The present capability to predict, in detail, the large-scale modes of atmospheric variability is limited, and in some cases there may be little deterministic predictability beyond a few weeks. Experiments addressing such changes in large-scale atmospheric modes are challenged by natural variability, because many ensemble members can be required to detect significant changes in the circulation (Bhatt et al., 2008; Deser et al., 2012). Despite these challenges, models need to realistically simulate the statistics of these atmospheric variations, including their spatial patterns, frequency of occurrence, and response to varying forcings, if they are to accurately simulate sea ice variability on decadal scales. Whether fluctuations in spatial extent, intensity, and frequency of these large-scale oscillations will change as greenhouse gases continue to accumulate is a key open question. Evidence does suggest that high-latitude surface changes—which include changes in sea ice cover that may affect wind patterns (e.g., Liu et al., 2012), water vapor content, and cloud amount (e.g., Winton, 2006; Kay et al., 2012)—can then feed back onto the ice cover (Overland et al., 2012;Wu et al., 2012) and steer ocean currents. Capturing these feedbacks in coupled models is critical if decadal predictions are to be successful.

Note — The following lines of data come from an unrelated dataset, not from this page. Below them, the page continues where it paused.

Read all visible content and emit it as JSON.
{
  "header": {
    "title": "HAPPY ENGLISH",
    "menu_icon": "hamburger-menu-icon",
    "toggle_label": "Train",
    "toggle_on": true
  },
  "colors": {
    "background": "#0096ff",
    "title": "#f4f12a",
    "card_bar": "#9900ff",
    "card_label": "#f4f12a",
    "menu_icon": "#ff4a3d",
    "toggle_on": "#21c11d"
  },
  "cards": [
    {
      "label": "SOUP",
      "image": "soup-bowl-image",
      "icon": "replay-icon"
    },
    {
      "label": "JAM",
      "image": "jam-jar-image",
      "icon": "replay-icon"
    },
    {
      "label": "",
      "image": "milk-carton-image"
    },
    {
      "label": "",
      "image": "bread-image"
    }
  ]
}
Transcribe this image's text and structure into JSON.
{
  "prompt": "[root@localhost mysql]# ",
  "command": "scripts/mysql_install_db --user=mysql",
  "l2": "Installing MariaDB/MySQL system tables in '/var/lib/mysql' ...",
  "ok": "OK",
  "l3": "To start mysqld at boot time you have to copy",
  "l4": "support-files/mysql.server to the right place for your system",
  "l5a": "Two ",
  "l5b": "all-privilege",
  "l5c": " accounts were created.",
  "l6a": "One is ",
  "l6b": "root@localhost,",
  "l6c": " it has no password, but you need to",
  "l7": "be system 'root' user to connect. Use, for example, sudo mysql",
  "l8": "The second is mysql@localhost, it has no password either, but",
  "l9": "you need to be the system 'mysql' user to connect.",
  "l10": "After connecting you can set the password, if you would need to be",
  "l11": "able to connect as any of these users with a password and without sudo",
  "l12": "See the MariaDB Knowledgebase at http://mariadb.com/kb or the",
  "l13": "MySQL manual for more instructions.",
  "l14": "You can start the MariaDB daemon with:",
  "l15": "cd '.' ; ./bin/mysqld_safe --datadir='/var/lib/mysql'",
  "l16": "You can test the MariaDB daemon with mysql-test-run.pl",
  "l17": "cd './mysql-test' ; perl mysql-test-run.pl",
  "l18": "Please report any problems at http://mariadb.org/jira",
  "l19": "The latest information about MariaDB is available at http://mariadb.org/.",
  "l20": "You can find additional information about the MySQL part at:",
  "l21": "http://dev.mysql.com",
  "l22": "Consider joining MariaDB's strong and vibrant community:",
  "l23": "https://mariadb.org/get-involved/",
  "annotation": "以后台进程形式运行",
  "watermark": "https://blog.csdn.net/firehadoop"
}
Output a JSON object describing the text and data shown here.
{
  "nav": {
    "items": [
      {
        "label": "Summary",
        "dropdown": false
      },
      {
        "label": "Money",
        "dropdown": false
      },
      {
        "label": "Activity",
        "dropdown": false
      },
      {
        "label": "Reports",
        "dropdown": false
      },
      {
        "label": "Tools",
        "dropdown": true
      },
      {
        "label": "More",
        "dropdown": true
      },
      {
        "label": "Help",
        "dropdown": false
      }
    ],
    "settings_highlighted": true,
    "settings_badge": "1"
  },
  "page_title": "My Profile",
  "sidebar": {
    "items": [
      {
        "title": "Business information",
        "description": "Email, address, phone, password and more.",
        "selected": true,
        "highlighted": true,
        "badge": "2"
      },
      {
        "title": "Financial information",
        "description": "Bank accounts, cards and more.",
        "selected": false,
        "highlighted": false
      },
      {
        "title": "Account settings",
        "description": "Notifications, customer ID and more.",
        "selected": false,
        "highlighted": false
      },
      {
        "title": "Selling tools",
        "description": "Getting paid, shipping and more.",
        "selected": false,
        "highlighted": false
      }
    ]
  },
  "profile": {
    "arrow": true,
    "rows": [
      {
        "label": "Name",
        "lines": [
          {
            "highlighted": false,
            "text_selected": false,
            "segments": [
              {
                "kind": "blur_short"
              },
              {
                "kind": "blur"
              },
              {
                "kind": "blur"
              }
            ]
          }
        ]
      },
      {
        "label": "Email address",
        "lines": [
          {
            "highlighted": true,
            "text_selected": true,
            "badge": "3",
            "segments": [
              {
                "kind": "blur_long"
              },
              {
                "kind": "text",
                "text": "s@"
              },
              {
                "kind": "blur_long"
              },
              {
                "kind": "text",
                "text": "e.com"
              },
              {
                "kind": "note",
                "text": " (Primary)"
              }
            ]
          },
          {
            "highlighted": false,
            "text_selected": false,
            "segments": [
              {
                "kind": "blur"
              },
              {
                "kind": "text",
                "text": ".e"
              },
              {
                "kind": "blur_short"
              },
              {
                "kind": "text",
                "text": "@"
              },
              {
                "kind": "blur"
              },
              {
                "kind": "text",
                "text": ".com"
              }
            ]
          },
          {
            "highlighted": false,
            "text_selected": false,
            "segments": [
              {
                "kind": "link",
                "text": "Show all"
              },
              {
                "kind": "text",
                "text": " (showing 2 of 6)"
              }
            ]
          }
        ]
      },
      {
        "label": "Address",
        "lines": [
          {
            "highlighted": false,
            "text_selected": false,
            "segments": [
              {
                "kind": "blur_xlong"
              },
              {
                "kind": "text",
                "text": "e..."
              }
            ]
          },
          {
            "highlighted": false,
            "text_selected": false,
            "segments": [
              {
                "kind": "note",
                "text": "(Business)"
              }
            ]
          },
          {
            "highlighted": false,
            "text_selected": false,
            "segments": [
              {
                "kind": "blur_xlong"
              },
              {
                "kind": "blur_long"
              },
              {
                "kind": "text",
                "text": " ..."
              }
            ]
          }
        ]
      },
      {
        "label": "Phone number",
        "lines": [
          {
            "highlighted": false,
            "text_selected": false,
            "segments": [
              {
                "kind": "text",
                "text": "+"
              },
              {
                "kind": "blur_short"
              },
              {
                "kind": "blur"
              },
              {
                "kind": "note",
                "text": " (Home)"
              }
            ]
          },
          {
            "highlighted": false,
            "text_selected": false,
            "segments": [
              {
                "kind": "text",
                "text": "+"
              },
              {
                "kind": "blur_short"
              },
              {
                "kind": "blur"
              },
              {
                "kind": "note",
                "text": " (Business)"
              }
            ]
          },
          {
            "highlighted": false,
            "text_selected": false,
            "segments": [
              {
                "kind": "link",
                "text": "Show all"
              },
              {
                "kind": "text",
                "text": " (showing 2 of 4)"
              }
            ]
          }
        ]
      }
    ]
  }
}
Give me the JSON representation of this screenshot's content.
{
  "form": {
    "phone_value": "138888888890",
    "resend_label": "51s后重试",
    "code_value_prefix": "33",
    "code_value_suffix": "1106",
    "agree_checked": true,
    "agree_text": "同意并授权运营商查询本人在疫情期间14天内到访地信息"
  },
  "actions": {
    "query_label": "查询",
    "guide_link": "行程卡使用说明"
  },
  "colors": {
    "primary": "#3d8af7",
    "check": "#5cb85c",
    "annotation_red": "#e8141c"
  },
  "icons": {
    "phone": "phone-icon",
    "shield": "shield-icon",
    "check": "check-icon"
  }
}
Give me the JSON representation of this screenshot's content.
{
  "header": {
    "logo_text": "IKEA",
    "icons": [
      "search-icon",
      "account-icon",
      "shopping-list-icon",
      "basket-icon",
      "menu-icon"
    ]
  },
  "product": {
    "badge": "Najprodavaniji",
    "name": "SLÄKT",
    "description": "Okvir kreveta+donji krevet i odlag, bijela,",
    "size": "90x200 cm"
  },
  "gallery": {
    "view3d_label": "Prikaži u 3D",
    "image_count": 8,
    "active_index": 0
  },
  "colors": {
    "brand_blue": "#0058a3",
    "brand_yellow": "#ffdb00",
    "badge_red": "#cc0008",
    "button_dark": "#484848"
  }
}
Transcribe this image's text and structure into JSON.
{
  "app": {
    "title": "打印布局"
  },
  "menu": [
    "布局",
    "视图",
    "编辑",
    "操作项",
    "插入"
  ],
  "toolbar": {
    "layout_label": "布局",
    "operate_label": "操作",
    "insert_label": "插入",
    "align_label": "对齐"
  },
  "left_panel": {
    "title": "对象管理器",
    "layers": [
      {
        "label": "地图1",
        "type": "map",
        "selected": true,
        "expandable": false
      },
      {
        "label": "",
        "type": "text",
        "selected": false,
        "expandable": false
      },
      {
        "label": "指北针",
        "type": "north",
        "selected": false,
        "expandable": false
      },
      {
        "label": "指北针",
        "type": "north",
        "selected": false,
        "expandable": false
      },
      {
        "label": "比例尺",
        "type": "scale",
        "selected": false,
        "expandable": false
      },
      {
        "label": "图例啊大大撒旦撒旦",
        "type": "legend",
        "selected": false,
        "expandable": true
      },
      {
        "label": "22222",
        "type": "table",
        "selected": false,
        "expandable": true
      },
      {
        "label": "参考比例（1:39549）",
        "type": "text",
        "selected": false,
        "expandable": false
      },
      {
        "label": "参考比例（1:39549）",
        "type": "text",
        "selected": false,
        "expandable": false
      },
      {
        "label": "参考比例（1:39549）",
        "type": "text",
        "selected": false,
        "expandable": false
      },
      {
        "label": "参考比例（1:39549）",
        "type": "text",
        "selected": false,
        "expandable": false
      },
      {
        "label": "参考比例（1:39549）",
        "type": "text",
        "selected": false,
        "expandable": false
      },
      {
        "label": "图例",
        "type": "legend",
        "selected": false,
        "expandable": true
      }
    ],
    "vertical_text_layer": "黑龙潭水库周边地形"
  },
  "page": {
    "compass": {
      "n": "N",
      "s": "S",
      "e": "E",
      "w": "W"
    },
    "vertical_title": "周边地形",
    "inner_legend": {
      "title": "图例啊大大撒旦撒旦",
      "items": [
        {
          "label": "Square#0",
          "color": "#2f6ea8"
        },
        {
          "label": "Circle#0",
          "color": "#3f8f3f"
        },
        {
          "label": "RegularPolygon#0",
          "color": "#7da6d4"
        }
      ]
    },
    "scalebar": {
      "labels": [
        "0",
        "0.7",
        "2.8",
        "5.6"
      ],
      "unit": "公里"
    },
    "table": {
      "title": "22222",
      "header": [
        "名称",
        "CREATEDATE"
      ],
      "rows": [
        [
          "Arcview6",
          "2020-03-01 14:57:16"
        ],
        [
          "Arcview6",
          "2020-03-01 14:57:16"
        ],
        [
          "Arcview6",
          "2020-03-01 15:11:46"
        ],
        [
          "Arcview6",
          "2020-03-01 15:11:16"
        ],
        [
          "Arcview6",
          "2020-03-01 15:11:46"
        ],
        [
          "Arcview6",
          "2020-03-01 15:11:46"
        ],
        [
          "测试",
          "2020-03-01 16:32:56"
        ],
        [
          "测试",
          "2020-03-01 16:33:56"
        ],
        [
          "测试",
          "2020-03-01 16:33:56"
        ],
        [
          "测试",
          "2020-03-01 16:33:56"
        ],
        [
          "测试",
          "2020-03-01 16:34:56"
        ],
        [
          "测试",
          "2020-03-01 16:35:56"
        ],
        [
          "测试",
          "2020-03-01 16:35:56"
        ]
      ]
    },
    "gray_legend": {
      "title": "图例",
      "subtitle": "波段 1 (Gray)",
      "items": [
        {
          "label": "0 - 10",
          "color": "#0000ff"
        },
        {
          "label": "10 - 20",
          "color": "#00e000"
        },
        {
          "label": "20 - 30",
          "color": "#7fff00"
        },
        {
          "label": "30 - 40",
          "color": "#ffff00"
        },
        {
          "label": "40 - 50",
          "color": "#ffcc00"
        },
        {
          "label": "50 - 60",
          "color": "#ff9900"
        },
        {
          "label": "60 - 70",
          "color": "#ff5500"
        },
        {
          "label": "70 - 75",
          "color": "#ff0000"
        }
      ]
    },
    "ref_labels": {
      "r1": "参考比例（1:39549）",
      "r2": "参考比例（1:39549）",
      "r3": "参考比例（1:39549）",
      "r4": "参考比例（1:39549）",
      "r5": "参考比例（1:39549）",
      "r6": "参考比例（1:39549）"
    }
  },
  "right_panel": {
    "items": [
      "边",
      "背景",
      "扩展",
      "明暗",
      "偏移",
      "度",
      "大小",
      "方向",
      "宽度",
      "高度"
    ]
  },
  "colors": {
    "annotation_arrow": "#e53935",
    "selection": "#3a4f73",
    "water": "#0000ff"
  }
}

As evidenced in summer 2007, extreme events (e.g., anomalous winds as one of several key factors) may combine with preconditioning and ice-albedo feedback to result in abrupt change (e.g., a large decrease of sea ice in a short time) (Haas et al., 2008; Perovich et al., 2008; Zhang et al., 2008a; Lindsay et al., 2009; Ogi and Wallace, 2012) that can have decadal impacts. For example, drastic loss of perennial sea ice owing to persistent wind patterns in 2005 and 2007 (AMAP, 2011) may influence the long-term sea ice trends. Models do simulate extreme events of this type (e.g., Holland et al., 2006) but the realism of how simulated extreme events modify key parameters needs to be further assessed.
Another characteristic that highlights the interconnectedness of the Arctic system is the influence of the Atlantic and Pacific oceans on the Arctic Ocean. Relatively warm water masses from the Atlantic and Pacific enter the Arctic Ocean, and because they are saltier than the surface waters, reside below the mixed layer. The Arctic Ocean’s present stratification, resulting primarily from the vertical salinity profile, largely limits heat transfer to the ice cover from the deeper layers. These deeper layers contain vast quantities of heat that could melt all of the sea ice relatively quickly (e.g., Alexeev et al., 2011). As the Arctic transitions to a state
dominated by first-year ice and as atmospheric circulation patterns potentially change in response to sea ice loss and other factors, the stratification of the upper-ocean layers could also change, modifying the amount of Atlantic and Pacific layer heat that affects the ice cover. Moreover, additional solar energy absorbed in areas where ice has retreated will also affect mixed-layer characteristics (Perovich et al., 2007). Owing in part to insufficient vertical resolution in modeled oceans, processes related to the mixed layer and stratification are not well captured by models. Additionally, lateral oceanic transports affecting, for example, the net heat flux from the North Atlantic into the Arctic Basin, are also often poorly simulated in current climate models.